NBCH Comments on Wellstone & Domenici Mental Health Parity & Addiction Equity Act of 2008
(MHPAEA) (effective January 1, 2010):
The U.S. Department of Health and Human Services and Department of Labor requested
comments on MHPAEA, specifically it's impact on employers in terms of cost, paperwork
reduction/administration, as well as regulatory flexibility. After conferring with the Government
Affairs Committee (GAC), as well as purchaser, provider and consumer organizations, we
developed comments to formally submit today, May 28, 2009. We believe it is important to take
advantage of this opportunity to register our comments and concerns with the new parity law in
behalf of our coalitions and their employers. To access NBCH’s comments, go to:
http://www.nbch.org/resources/policypapers.cfm

In terms of background, MHPAEA creates new rules for any financial requirement (e.g.,
cost-sharing) or treatment limitations (e.g., visit limits) on mental health and substance
use disorder benefits so that they are no more restrictive than predominant
requirements or limitations applied to substantially all medical and surgical benefits
covered by a plan.

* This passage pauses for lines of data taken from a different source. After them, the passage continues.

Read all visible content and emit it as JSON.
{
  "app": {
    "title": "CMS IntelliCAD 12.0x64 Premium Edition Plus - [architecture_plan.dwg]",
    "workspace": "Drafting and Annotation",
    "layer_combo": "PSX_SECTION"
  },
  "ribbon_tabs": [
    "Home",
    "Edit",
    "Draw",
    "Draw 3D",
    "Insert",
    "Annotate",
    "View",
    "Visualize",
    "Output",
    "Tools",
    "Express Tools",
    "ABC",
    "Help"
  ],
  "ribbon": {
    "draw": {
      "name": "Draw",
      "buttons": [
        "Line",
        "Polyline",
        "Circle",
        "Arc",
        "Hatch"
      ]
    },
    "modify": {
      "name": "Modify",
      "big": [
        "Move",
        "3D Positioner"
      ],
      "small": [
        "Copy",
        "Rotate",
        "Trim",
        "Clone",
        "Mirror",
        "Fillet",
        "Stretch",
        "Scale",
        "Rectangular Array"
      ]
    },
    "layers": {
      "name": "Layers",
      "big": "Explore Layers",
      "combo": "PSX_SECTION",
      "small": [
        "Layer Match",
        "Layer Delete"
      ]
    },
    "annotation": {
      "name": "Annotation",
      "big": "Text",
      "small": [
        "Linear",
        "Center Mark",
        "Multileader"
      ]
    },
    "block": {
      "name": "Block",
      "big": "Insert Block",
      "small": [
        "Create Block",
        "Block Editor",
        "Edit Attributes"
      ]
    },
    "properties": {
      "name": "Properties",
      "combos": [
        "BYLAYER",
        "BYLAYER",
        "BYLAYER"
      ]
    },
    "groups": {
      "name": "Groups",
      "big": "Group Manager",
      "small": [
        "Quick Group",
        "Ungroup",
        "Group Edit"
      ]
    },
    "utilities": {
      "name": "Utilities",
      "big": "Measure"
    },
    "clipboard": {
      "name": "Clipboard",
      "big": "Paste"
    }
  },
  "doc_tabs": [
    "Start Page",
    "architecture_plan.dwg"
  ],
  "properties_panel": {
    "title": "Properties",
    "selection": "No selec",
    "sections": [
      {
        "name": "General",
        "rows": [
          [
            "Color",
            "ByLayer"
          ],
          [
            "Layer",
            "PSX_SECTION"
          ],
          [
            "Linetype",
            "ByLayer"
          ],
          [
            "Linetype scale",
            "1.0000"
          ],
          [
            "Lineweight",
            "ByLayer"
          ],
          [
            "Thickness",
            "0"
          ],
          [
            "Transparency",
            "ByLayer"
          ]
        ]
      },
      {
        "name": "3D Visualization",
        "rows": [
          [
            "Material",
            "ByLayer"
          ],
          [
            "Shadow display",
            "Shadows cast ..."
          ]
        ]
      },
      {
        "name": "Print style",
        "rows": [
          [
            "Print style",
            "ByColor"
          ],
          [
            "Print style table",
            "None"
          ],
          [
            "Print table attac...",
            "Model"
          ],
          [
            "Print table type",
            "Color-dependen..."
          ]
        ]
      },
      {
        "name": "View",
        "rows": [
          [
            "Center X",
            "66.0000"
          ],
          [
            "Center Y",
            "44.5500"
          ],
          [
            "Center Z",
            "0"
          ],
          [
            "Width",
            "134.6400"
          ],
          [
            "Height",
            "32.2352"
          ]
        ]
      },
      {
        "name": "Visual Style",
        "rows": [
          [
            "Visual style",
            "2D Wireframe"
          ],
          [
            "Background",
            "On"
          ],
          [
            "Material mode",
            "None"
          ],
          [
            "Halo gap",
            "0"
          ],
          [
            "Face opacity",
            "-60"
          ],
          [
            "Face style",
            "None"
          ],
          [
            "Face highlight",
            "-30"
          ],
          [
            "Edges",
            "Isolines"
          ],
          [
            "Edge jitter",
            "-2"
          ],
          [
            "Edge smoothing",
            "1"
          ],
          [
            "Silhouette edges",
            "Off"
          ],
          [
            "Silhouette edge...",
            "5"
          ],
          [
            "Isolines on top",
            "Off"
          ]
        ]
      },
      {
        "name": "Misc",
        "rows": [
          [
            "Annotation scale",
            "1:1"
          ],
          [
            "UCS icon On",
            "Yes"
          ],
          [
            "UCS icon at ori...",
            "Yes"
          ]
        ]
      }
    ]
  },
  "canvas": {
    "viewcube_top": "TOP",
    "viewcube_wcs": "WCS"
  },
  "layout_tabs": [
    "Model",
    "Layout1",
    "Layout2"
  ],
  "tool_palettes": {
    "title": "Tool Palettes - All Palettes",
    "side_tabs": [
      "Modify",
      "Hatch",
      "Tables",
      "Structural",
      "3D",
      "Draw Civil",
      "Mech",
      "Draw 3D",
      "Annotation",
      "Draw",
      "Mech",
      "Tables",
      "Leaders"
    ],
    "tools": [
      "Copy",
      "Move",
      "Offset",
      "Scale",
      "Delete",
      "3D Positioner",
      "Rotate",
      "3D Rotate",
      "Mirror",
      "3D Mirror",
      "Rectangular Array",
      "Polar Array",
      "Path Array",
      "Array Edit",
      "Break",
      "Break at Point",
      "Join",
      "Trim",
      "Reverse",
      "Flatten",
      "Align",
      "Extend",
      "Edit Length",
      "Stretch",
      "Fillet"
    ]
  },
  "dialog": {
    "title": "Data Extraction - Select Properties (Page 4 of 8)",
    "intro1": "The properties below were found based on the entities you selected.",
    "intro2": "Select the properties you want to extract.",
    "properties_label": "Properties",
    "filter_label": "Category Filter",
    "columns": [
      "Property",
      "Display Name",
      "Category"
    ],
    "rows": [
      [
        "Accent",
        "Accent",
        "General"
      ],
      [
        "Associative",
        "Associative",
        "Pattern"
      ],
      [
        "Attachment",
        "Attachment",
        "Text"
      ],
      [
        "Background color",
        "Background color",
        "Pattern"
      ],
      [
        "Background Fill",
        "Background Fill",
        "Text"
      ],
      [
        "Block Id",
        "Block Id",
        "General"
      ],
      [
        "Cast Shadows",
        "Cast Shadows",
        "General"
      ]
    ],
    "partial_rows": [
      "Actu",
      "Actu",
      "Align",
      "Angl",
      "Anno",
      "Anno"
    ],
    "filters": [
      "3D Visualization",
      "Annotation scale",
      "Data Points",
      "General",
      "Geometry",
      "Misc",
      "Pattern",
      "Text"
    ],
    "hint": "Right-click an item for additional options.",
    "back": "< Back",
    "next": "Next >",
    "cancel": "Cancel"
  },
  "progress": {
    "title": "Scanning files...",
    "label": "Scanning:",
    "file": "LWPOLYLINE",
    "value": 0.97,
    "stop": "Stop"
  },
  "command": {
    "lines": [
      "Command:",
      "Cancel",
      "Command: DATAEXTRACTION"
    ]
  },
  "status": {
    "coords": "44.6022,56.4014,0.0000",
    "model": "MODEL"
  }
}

MHPAEA also reauthorized several provisions relating to parity in
annual and lifetime dollar limits for group health plan coverage enacted as part of the
Mental Health Parity Act of 1996.



DOL Releases Form for Expedited Review of Denial of COBRA Premium
Subsidy

On May 21, 2009, the U.S. Department of Labor (DOL) updated its COBRA
ARRA webpage with information on application for review of denial of the
COBRA premium reduction (recently provided under the American Recovery and
Reinvestment Act (ARRA)) and the application form to be used by individuals
requesting expedited review. ARRA included a temporary subsidy of continued
COBRA coverage for individuals (within certain income limits) who have been
involuntarily terminated from employment on or after September 1, 2008, through
December 31, 2009.
Under ARRA, employees may appeal an employer’s denial of a request for the
COBRA premium reduction. DOL will review appeals related to private-sector
employer plans and HHS will review appeals for federal, state, and local
governmental employees as well as appeals related to group health insurance
provided pursuant to state continuation coverage laws. Individuals requesting a
review must submit an application form. DOL is required to make a
determination within 15 days business days of receipt of a properly completed
request for review.

The form includes 10 questions to determine subsidy eligibility and lists the
documentation that could assist the DOL in making a determination, including the
applicant’s COBRA election notice, a “Request for Treatment as an Assistance
Eligible Individual” or other form used to request the premium reduction,
insurance card, payroll stubs, any documentation detailing the date and
circumstances of the termination of the employee’s employment, or any
documentation the applicant was provided regarding the denial of the premium
reduction. (Source: American Benefits Council, Benefits Byte, May 22, 2009)

				
DOCUMENT INFO
Description: Mental Health Parity and Addiction Equity Act of 2008 Congressional Testimony document sample